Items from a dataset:
---
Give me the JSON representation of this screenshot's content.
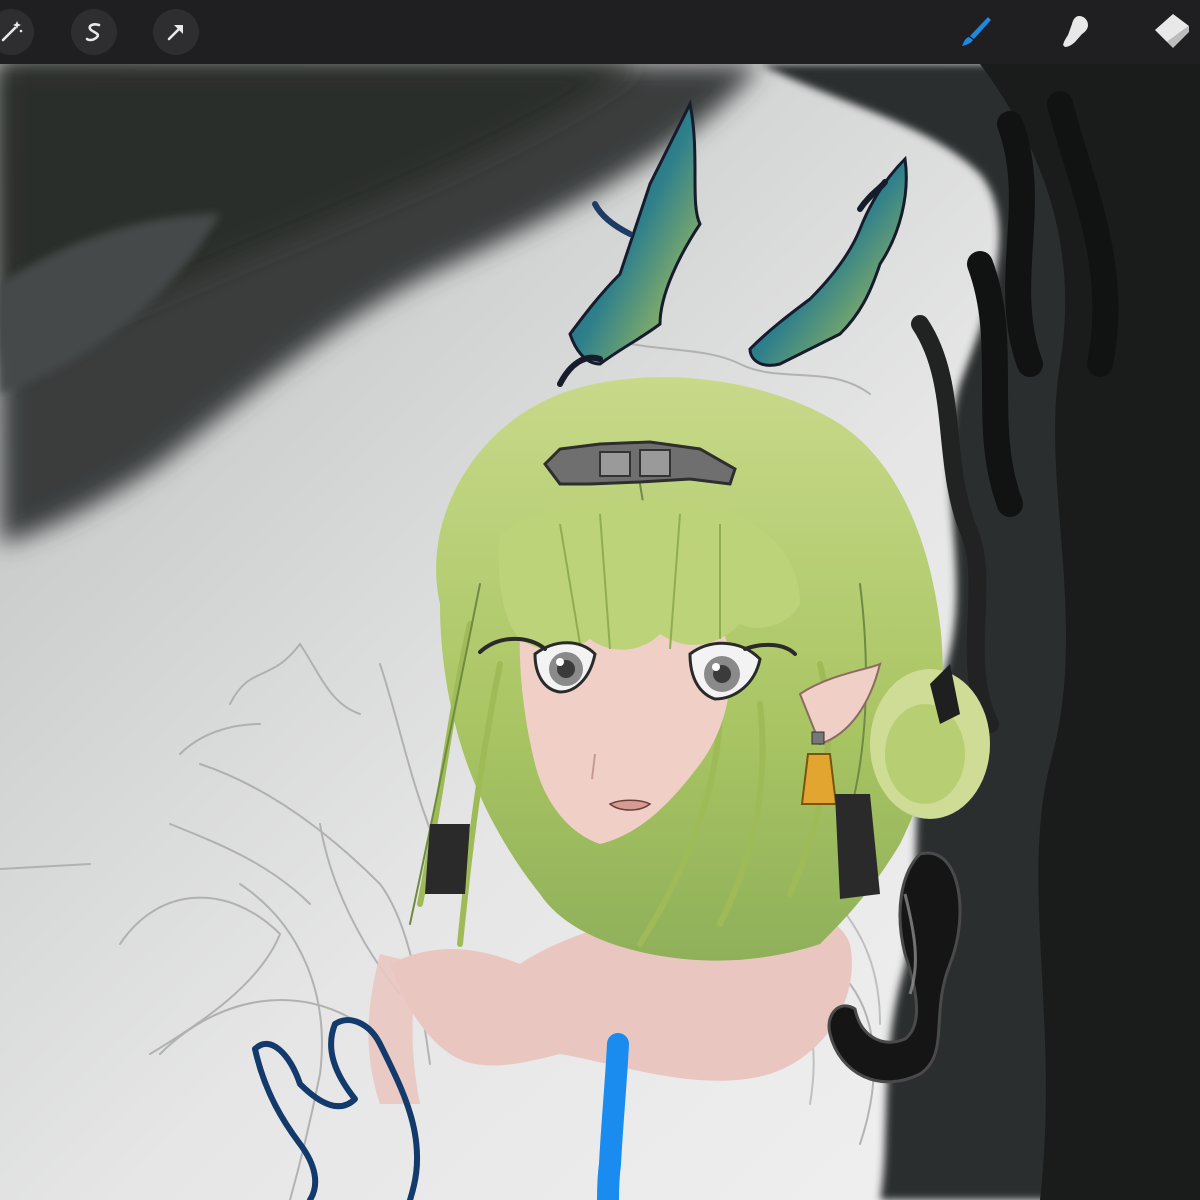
{
  "app": "drawing-canvas",
  "toolbar": {
    "left_tools": [
      {
        "name": "adjustments",
        "icon": "magic-wand-icon"
      },
      {
        "name": "selection",
        "icon": "selection-s-icon"
      },
      {
        "name": "transform",
        "icon": "transform-arrow-icon"
      }
    ],
    "right_tools": [
      {
        "name": "paint",
        "icon": "brush-icon",
        "active": true
      },
      {
        "name": "smudge",
        "icon": "smudge-finger-icon",
        "active": false
      },
      {
        "name": "erase",
        "icon": "eraser-icon",
        "active": false
      }
    ]
  },
  "colors": {
    "toolbar_bg": "#1f1f21",
    "button_bg": "#2e2e31",
    "icon_idle": "#e8e8e8",
    "active_tool": "#1e88e5",
    "hair": "#b7cf72",
    "skin": "#e9c7c0",
    "lineart_blue": "#123a6b",
    "stroke_blue": "#1a8cf0"
  }
}
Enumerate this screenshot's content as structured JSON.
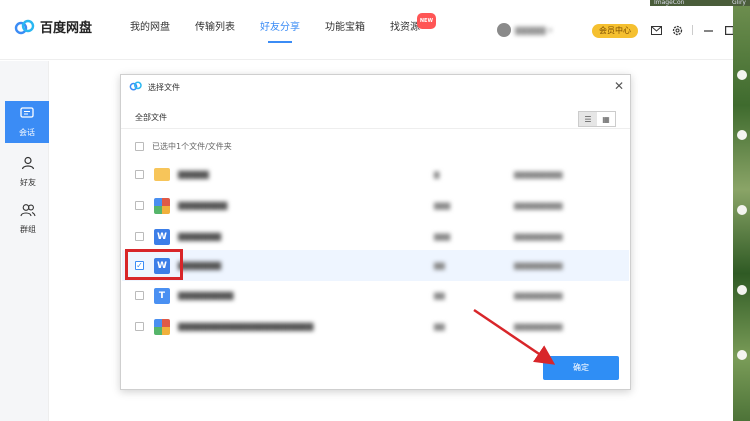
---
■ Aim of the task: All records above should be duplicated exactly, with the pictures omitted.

■ Task answer:
Give me the JSON representation of this screenshot's content.
{
  "app": "drawing-canvas",
  "toolbar": {
    "left_tools": [
      {
        "name": "adjustments",
        "icon": "magic-wand-icon"
      },
      {
        "name": "selection",
        "icon": "selection-s-icon"
      },
      {
        "name": "transform",
        "icon": "transform-arrow-icon"
      }
    ],
    "right_tools": [
      {
        "name": "paint",
        "icon": "brush-icon",
        "active": true
      },
      {
        "name": "smudge",
        "icon": "smudge-finger-icon",
        "active": false
      },
      {
        "name": "erase",
        "icon": "eraser-icon",
        "active": false
      }
    ]
  },
  "colors": {
    "toolbar_bg": "#1f1f21",
    "button_bg": "#2e2e31",
    "icon_idle": "#e8e8e8",
    "active_tool": "#1e88e5",
    "hair": "#b7cf72",
    "skin": "#e9c7c0",
    "lineart_blue": "#123a6b",
    "stroke_blue": "#1a8cf0"
  }
}
Enumerate this screenshot's content as structured JSON.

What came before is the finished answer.